### Supplied records

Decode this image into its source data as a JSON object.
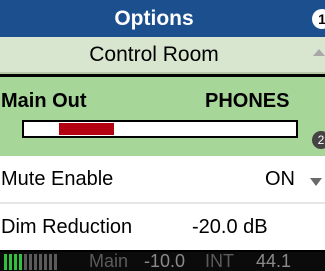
{
  "header": {
    "title": "Options",
    "badge_glyph": "1"
  },
  "control_room": {
    "label": "Control Room",
    "icon": "chevron-up-icon"
  },
  "output": {
    "label": "Main Out",
    "destination": "PHONES",
    "meter": {
      "fill_start_fraction": 0.13,
      "fill_end_fraction": 0.33,
      "fill_color": "#b30012"
    },
    "knob_glyph": "2"
  },
  "settings": [
    {
      "name": "Mute Enable",
      "value": "ON",
      "has_dropdown": true
    },
    {
      "name": "Dim Reduction",
      "value": "-20.0 dB",
      "has_dropdown": false
    }
  ],
  "status": {
    "meter_bars": {
      "total": 11,
      "active": 4,
      "active_color": "#30c040"
    },
    "source": "Main",
    "level": "-10.0",
    "clock": "INT",
    "rate": "44.1"
  },
  "colors": {
    "title_bg": "#1b4f8e",
    "selected_bg": "#a6d799",
    "header_row_bg": "#d9e6cf"
  }
}
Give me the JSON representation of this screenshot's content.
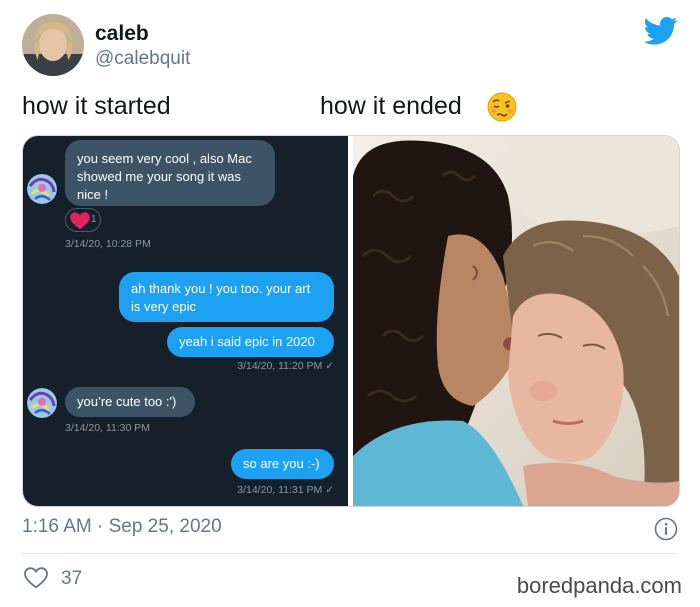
{
  "tweet": {
    "display_name": "caleb",
    "handle": "@calebquit",
    "caption_left": "how it started",
    "caption_right": "how it ended",
    "emoji": "woozy-face",
    "time": "1:16 AM · Sep 25, 2020",
    "likes": "37",
    "watermark": "boredpanda.com"
  },
  "chat": {
    "messages": [
      {
        "from": "them",
        "text": "you seem very cool , also Mac showed me your song it was nice !"
      },
      {
        "from": "me",
        "text": "ah thank you ! you too. your art is very epic"
      },
      {
        "from": "me",
        "text": "yeah i said epic in 2020"
      },
      {
        "from": "them",
        "text": "you’re cute too :')"
      },
      {
        "from": "me",
        "text": "so are you :-)"
      }
    ],
    "reaction_count": "1",
    "timestamps": [
      "3/14/20, 10:28 PM",
      "3/14/20, 11:20 PM ✓",
      "3/14/20, 11:30 PM",
      "3/14/20, 11:31 PM ✓"
    ]
  },
  "colors": {
    "twitter_blue": "#1da1f2",
    "chat_background": "#15202b",
    "incoming_bubble": "#3d5466",
    "outgoing_bubble": "#1da1f2",
    "muted_text": "#657786"
  }
}
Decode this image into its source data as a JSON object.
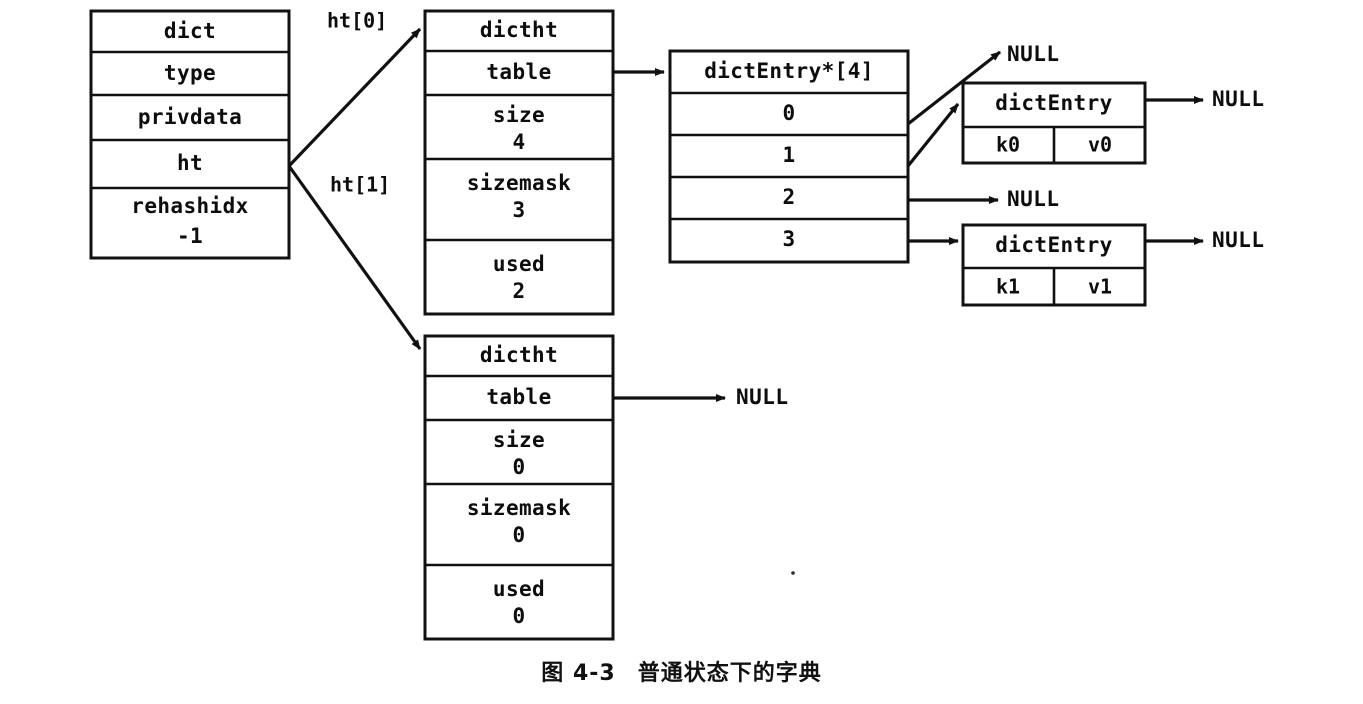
{
  "figure": {
    "caption_number": "图 4-3",
    "caption_title": "普通状态下的字典"
  },
  "dict_struct": {
    "title": "dict",
    "fields": [
      {
        "name": "type",
        "value": ""
      },
      {
        "name": "privdata",
        "value": ""
      },
      {
        "name": "ht",
        "value": ""
      },
      {
        "name": "rehashidx",
        "value": "-1"
      }
    ]
  },
  "edge_labels": {
    "ht0": "ht[0]",
    "ht1": "ht[1]"
  },
  "hashtable_0": {
    "title": "dictht",
    "fields": [
      {
        "name": "table",
        "value": ""
      },
      {
        "name": "size",
        "value": "4"
      },
      {
        "name": "sizemask",
        "value": "3"
      },
      {
        "name": "used",
        "value": "2"
      }
    ]
  },
  "hashtable_1": {
    "title": "dictht",
    "fields": [
      {
        "name": "table",
        "value": ""
      },
      {
        "name": "size",
        "value": "0"
      },
      {
        "name": "sizemask",
        "value": "0"
      },
      {
        "name": "used",
        "value": "0"
      }
    ],
    "table_target": "NULL"
  },
  "bucket_array": {
    "title": "dictEntry*[4]",
    "buckets": [
      {
        "index": "0",
        "target": "NULL"
      },
      {
        "index": "1",
        "target": "dictEntry k0"
      },
      {
        "index": "2",
        "target": "NULL"
      },
      {
        "index": "3",
        "target": "dictEntry k1"
      }
    ]
  },
  "entries": [
    {
      "title": "dictEntry",
      "key": "k0",
      "value": "v0",
      "next": "NULL"
    },
    {
      "title": "dictEntry",
      "key": "k1",
      "value": "v1",
      "next": "NULL"
    }
  ],
  "null_labels": {
    "bucket0": "NULL",
    "bucket2": "NULL",
    "entry0_next": "NULL",
    "entry1_next": "NULL",
    "ht1_table": "NULL"
  },
  "colors": {
    "stroke": "#111111",
    "background": "#ffffff",
    "text": "#0d0d0d"
  }
}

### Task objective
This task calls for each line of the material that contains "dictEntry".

### Response to this task
    "title": "dictEntry*[4]",
        "target": "dictEntry k0"
        "target": "dictEntry k1"
      "title": "dictEntry",
      "title": "dictEntry",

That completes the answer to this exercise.